Financial risk covers both losing money and not getting the return you expected. Financial risk is often closely linked to Functional Risk. For investment products, financial risk is front and centre of the product and brand proposition. For non-financial products financial risk can relate to the possibility of paying more than needed or having to spend more because the product failed to perform and they had to buy something else. The phrase ‘you get what you paid for’ captures one of the ways consumers manage financial risk.
Social Risk: Will I look Foolish?

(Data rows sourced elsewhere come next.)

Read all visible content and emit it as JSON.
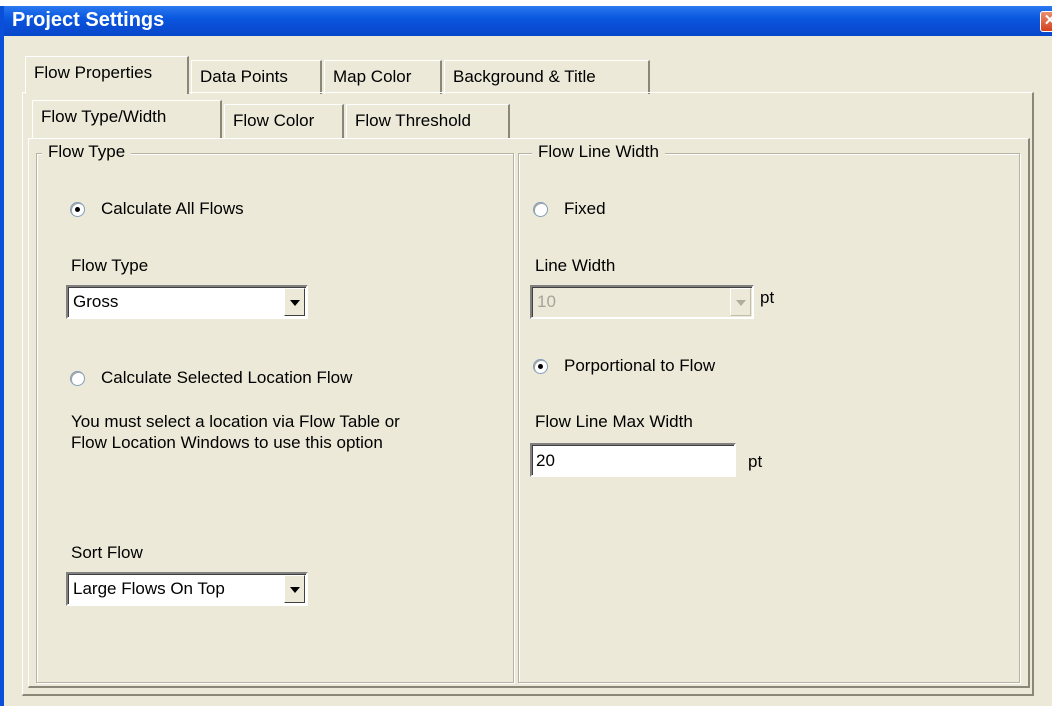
{
  "window": {
    "title": "Project Settings",
    "close_glyph": "✕"
  },
  "main_tabs": [
    {
      "label": "Flow Properties",
      "active": true
    },
    {
      "label": "Data Points",
      "active": false
    },
    {
      "label": "Map Color",
      "active": false
    },
    {
      "label": "Background & Title",
      "active": false
    }
  ],
  "sub_tabs": [
    {
      "label": "Flow Type/Width",
      "active": true
    },
    {
      "label": "Flow Color",
      "active": false
    },
    {
      "label": "Flow Threshold",
      "active": false
    }
  ],
  "flow_type_group": {
    "legend": "Flow Type",
    "calc_all_label": "Calculate All Flows",
    "calc_all_checked": true,
    "flow_type_label": "Flow Type",
    "flow_type_value": "Gross",
    "calc_selected_label": "Calculate Selected Location Flow",
    "calc_selected_checked": false,
    "note": "You must select a location via Flow Table or Flow Location Windows to use this option",
    "sort_label": "Sort Flow",
    "sort_value": "Large Flows On Top"
  },
  "line_width_group": {
    "legend": "Flow Line Width",
    "fixed_label": "Fixed",
    "fixed_checked": false,
    "line_width_label": "Line Width",
    "line_width_value": "10",
    "line_width_unit": "pt",
    "proportional_label": "Porportional to Flow",
    "proportional_checked": true,
    "max_width_label": "Flow Line Max Width",
    "max_width_value": "20",
    "max_width_unit": "pt"
  },
  "colors": {
    "title_bar": "#0a4fd8",
    "dialog_bg": "#ece9d8",
    "close_button": "#d3411d"
  }
}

We are social animals. We crave social recognition and fear its loss. Losing face, even to strangers, is a powerful driver of behaviour in all cultures. The more publicly visible the buying process, usage or storage, the greater the likelihood that social risk will play an important role in our decision making. For youth, luxury products, and education choices, social risk is a powerful driver of choice. It is not just the desire to be seen with the right brand but the fear of being seen with the wrong one. Even mundane purchases like family groceries can come with risk when the wisdom of your choice is questioned by your partner or children.
Psychological Risk: Will I feel like a fool?
Unlike social risk, psychological risk is about what we think of ourselves if we make the wrong choice. This risk may be strong when we are considering a repeat purchase or increasing the number of other products we have with a company when the first time we used them had not gone well. A person who is trying to quit or lose weight will look at ways to justify to themselves why the next time is different and using the same approach or brand is not foolish.
Time Risk: Will this put me behind?
Time is a precious resource and having to repeat something because it did not work or things take longer than expected is a risk for both consumer and business decision-makers. Time risk is similar to financial risk, in that time is an investment people make in the decision and product use. When we are time-poor, when there is a significant investment of time, or when we are unable to make up for lost time, time risk can become the dominant driver of choice.
How to Find Decision Risk Insights for Your Brand
When looking for insights into how to overcome or leverage risk perceptions for your brand both who you interview and your question framework are important. Since risks perceptions are a barrier to change, you need to ideally speak with those are actively in the market and those who have recently made a decision. Depending on your strategy and category, you should also consider having a representation of consumers with different usage patterns to understand if certain types of risks become more important at other stages.
When interviewing or observing, there are four questions we need to answer.
- Which risks drive brand choice?
- How do consumers manage each type of risk?
- What is the basis of risk perceptions, and how real are they?
- How do perceptions of risks vary by different consumer segments and experiences with your brand?
Different research techniques can help to uncover risk perceptions. In some cases using the different risk types as a guide and using direct questioning about barriers to change are enough. However, consumers are not always aware of their own motivations, which requires more indirect measures or experimental designs to uncover the needed insights.
Increasing sales and improving brand image requires more than just understanding what benefits consumers want; we also need to understand how they see the risks to what we promise. More than one risk is present for many choices, and how consumers see these risks will affect the brand choice and willingness to change. Understanding these risks requires seeing choices from the consumer’s perspective so we can learn what is important to them and how to improve our offer and performance.